The deadline for students to register for the 2015 Knapp Venture Competition is March 3, 2015. UCLA Anderson alumni who would like to participate as judges in the semifinal round can contact the Price Center for Entrepreneurial Studies at 310.825.2985. The final presentations will be held on May 14, 2015.

Next year, UCLA Anderson will launch an accelerator designed to encourage entrepreneurship and foster on-campus collaboration, according to Elaine Hagan (’91), executive director of the Harold and Pauline Price Center for Entrepreneurial Studies.

The basement of the Rosenfeld Library will be transformed into a 10,000-square-foot incubator for nascent companies, with co-working space for as many as 45 people, a presentation area with audio/video capability, small- and medium-sized conference rooms, copy and printing facilities, a kitchen and wireless access. These entrepreneurs will also have access to UCLA Anderson’s research librarians.

 “With the growing interest in UCLA’s entrepreneurial ecosystem, we saw a significant need for on-campus space where UCLA start-ups could work and meet with advisors,” says Hagan. “As the usage patterns of our library have changed, our librarians have worked with us to design an active learning facility that utilizes the best of their capabilities, while physically demonstrating the importance of entrepreneurship and innovation to Anderson and to the campus.”

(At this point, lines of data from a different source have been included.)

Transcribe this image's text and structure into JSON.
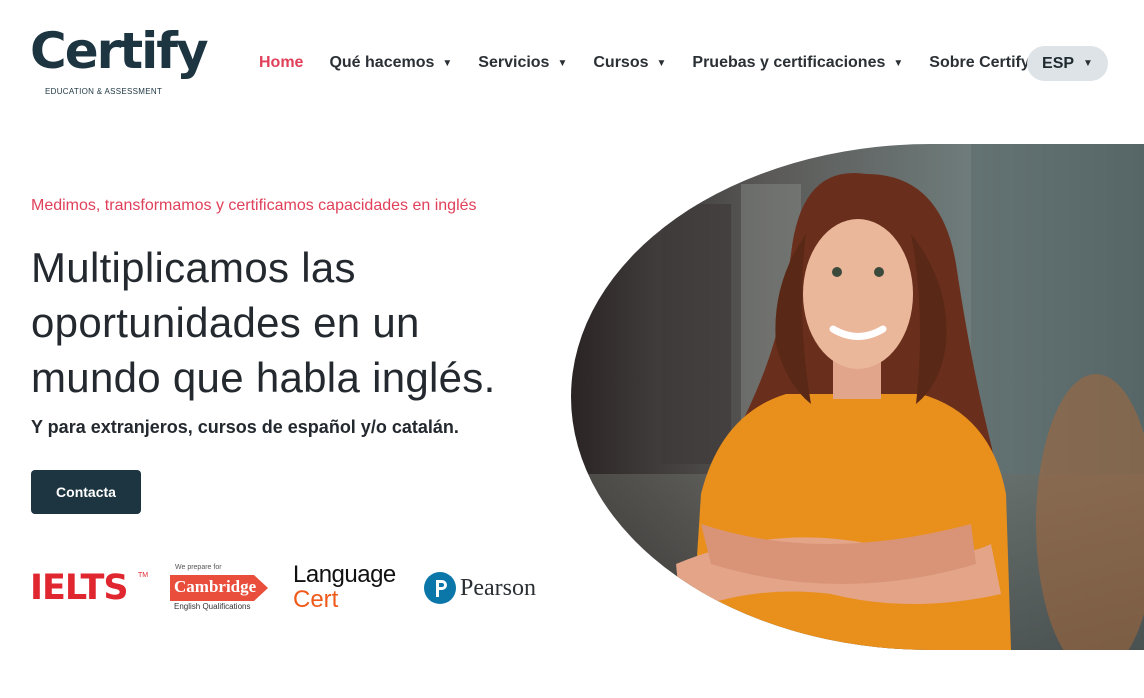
{
  "brand": {
    "name": "Certify",
    "subtitle": "EDUCATION & ASSESSMENT"
  },
  "nav": {
    "items": [
      {
        "label": "Home",
        "active": true,
        "has_dropdown": false
      },
      {
        "label": "Qué hacemos",
        "active": false,
        "has_dropdown": true
      },
      {
        "label": "Servicios",
        "active": false,
        "has_dropdown": true
      },
      {
        "label": "Cursos",
        "active": false,
        "has_dropdown": true
      },
      {
        "label": "Pruebas y certificaciones",
        "active": false,
        "has_dropdown": true
      },
      {
        "label": "Sobre Certify",
        "active": false,
        "has_dropdown": true
      }
    ],
    "language": "ESP",
    "caret": "▼"
  },
  "hero": {
    "tagline": "Medimos, transformamos y certificamos capacidades en inglés",
    "headline": "Multiplicamos las oportunidades en un mundo que habla inglés.",
    "subline": "Y para extranjeros, cursos de español y/o catalán.",
    "cta_label": "Contacta",
    "image_icon": "portrait-photo"
  },
  "partners": {
    "ielts": "IELTS",
    "ielts_tm": "TM",
    "cambridge_pre": "We prepare for",
    "cambridge": "Cambridge",
    "cambridge_sub": "English Qualifications",
    "languagecert_1": "Language",
    "languagecert_2": "Cert",
    "pearson": "Pearson"
  },
  "colors": {
    "accent": "#e0405a",
    "brand_dark": "#1c3540",
    "lang_pill": "#dde3e6",
    "ielts_red": "#e0262f",
    "cambridge_red": "#e94e3c",
    "languagecert_orange": "#ef5a1a",
    "pearson_blue": "#0b77a8"
  }
}
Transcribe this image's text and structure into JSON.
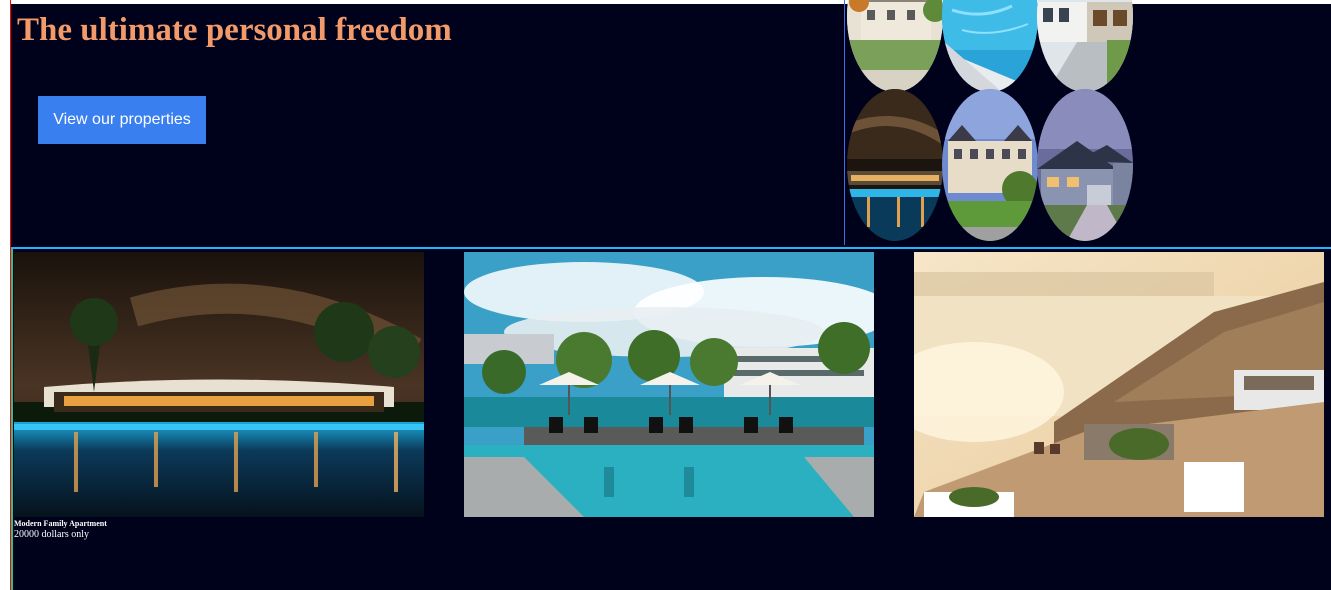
{
  "hero": {
    "title": "The ultimate personal freedom",
    "cta_label": "View our properties",
    "gallery": [
      {
        "photo": "suburban-house-autumn"
      },
      {
        "photo": "pool-corner"
      },
      {
        "photo": "white-villa-driveway"
      },
      {
        "photo": "night-resort-pool"
      },
      {
        "photo": "victorian-mansion"
      },
      {
        "photo": "modern-family-house"
      }
    ]
  },
  "listings": [
    {
      "photo": "resort-pool-night",
      "title": "Modern Family Apartment",
      "price": "20000 dollars only"
    },
    {
      "photo": "hotel-pool-daytime"
    },
    {
      "photo": "cliffside-sunset-terrace"
    }
  ],
  "colors": {
    "background": "#00011a",
    "title": "#f29a6a",
    "button": "#3a7ff0",
    "hero_divider": "#1fb6ff"
  }
}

 The space will be open not only to Anderson MBA candidates, but also to undergraduates, graduate students from other schools on campus and faculty researchers. The facility will host guest speakers, topical seminars and “demo days” for resident companies. As one of the few universities in the country with world-class schools of business, law, engineering and medicine, along with a teaching and research hospital, all on the same campus, the accelerator will offer a central meeting place for UCLA’s disparate communities to pool resources and work in partnership.

“Many of society’s greatest challenges require interdisciplinary solutions,” says Hagan. “At UCLA, we have a history of collaboration across disciplines, and this space will enhance the nature of these interactions.”  UCLA Anderson is working with members of the entrepreneurial, venture and campus communities to identify best practices in the management of co-working spaces and to develop the accelerator’s governance policies. Design details are being finalized, and construction will begin early next year. The accelerator is scheduled to open in the summer of 2015.

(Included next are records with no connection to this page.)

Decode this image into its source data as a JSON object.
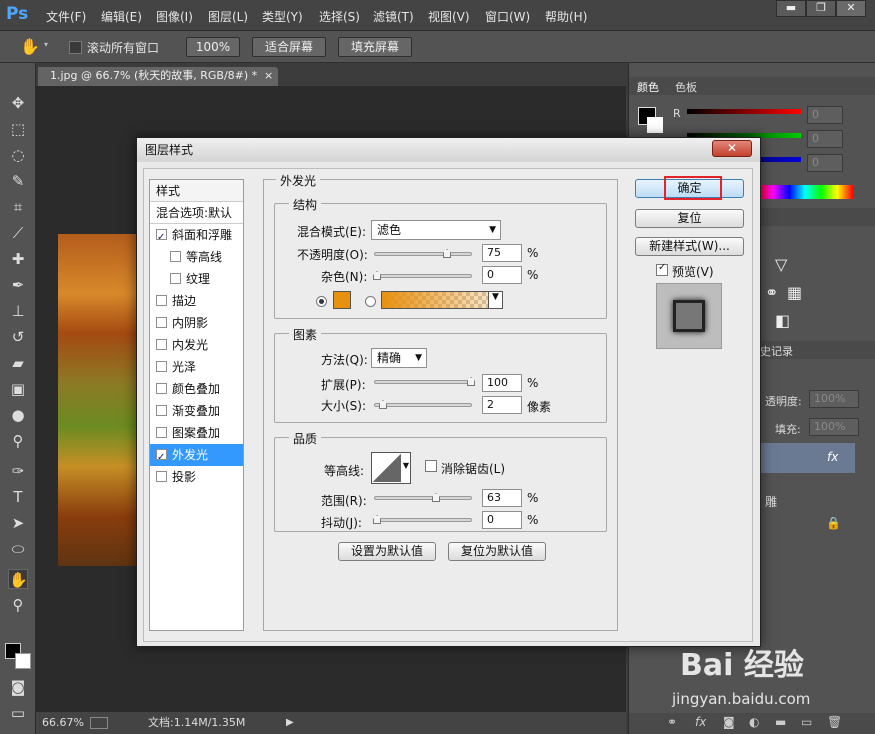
{
  "app": {
    "logo": "Ps",
    "menu": [
      "文件(F)",
      "编辑(E)",
      "图像(I)",
      "图层(L)",
      "类型(Y)",
      "选择(S)",
      "滤镜(T)",
      "视图(V)",
      "窗口(W)",
      "帮助(H)"
    ],
    "window_controls": [
      "▬",
      "❐",
      "✕"
    ]
  },
  "options_bar": {
    "scroll_all": "滚动所有窗口",
    "zoom_100": "100%",
    "fit_screen": "适合屏幕",
    "fill_screen": "填充屏幕"
  },
  "document": {
    "tab_title": "1.jpg @ 66.7% (秋天的故事, RGB/8#) *",
    "tab_close": "×",
    "zoom": "66.67%",
    "doc_size": "文档:1.14M/1.35M"
  },
  "right_panel": {
    "tabs": [
      "颜色",
      "色板"
    ],
    "rgb_labels": [
      "R",
      "G",
      "B"
    ],
    "rgb_values": [
      "0",
      "0",
      "0"
    ],
    "history_tab": "史记录",
    "opacity_label": "透明度:",
    "opacity_value": "100%",
    "fill_label": "填充:",
    "fill_value": "100%",
    "fx_label": "fx",
    "layer_name_fragment": "雕"
  },
  "dialog": {
    "title": "图层样式",
    "close": "✕",
    "style_list": {
      "header": "样式",
      "blend_options": "混合选项:默认",
      "items": [
        {
          "label": "斜面和浮雕",
          "checked": true,
          "indent": false
        },
        {
          "label": "等高线",
          "checked": false,
          "indent": true
        },
        {
          "label": "纹理",
          "checked": false,
          "indent": true
        },
        {
          "label": "描边",
          "checked": false,
          "indent": false
        },
        {
          "label": "内阴影",
          "checked": false,
          "indent": false
        },
        {
          "label": "内发光",
          "checked": false,
          "indent": false
        },
        {
          "label": "光泽",
          "checked": false,
          "indent": false
        },
        {
          "label": "颜色叠加",
          "checked": false,
          "indent": false
        },
        {
          "label": "渐变叠加",
          "checked": false,
          "indent": false
        },
        {
          "label": "图案叠加",
          "checked": false,
          "indent": false
        },
        {
          "label": "外发光",
          "checked": true,
          "indent": false,
          "selected": true
        },
        {
          "label": "投影",
          "checked": false,
          "indent": false
        }
      ]
    },
    "section_title": "外发光",
    "structure": {
      "title": "结构",
      "blend_mode_label": "混合模式(E):",
      "blend_mode_value": "滤色",
      "opacity_label": "不透明度(O):",
      "opacity_value": "75",
      "noise_label": "杂色(N):",
      "noise_value": "0",
      "percent": "%",
      "glow_color": "#e8900f"
    },
    "elements": {
      "title": "图素",
      "method_label": "方法(Q):",
      "method_value": "精确",
      "spread_label": "扩展(P):",
      "spread_value": "100",
      "size_label": "大小(S):",
      "size_value": "2",
      "size_unit": "像素",
      "percent": "%"
    },
    "quality": {
      "title": "品质",
      "contour_label": "等高线:",
      "antialias_label": "消除锯齿(L)",
      "range_label": "范围(R):",
      "range_value": "63",
      "jitter_label": "抖动(J):",
      "jitter_value": "0",
      "percent": "%"
    },
    "set_default": "设置为默认值",
    "reset_default": "复位为默认值",
    "ok": "确定",
    "reset": "复位",
    "new_style": "新建样式(W)...",
    "preview_label": "预览(V)",
    "highlight_color": "#e0242a"
  },
  "watermark": {
    "logo": "Bai 经验",
    "url": "jingyan.baidu.com"
  }
}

For additional information, please contact the Price Center at esctr@anderson.ucla.edu.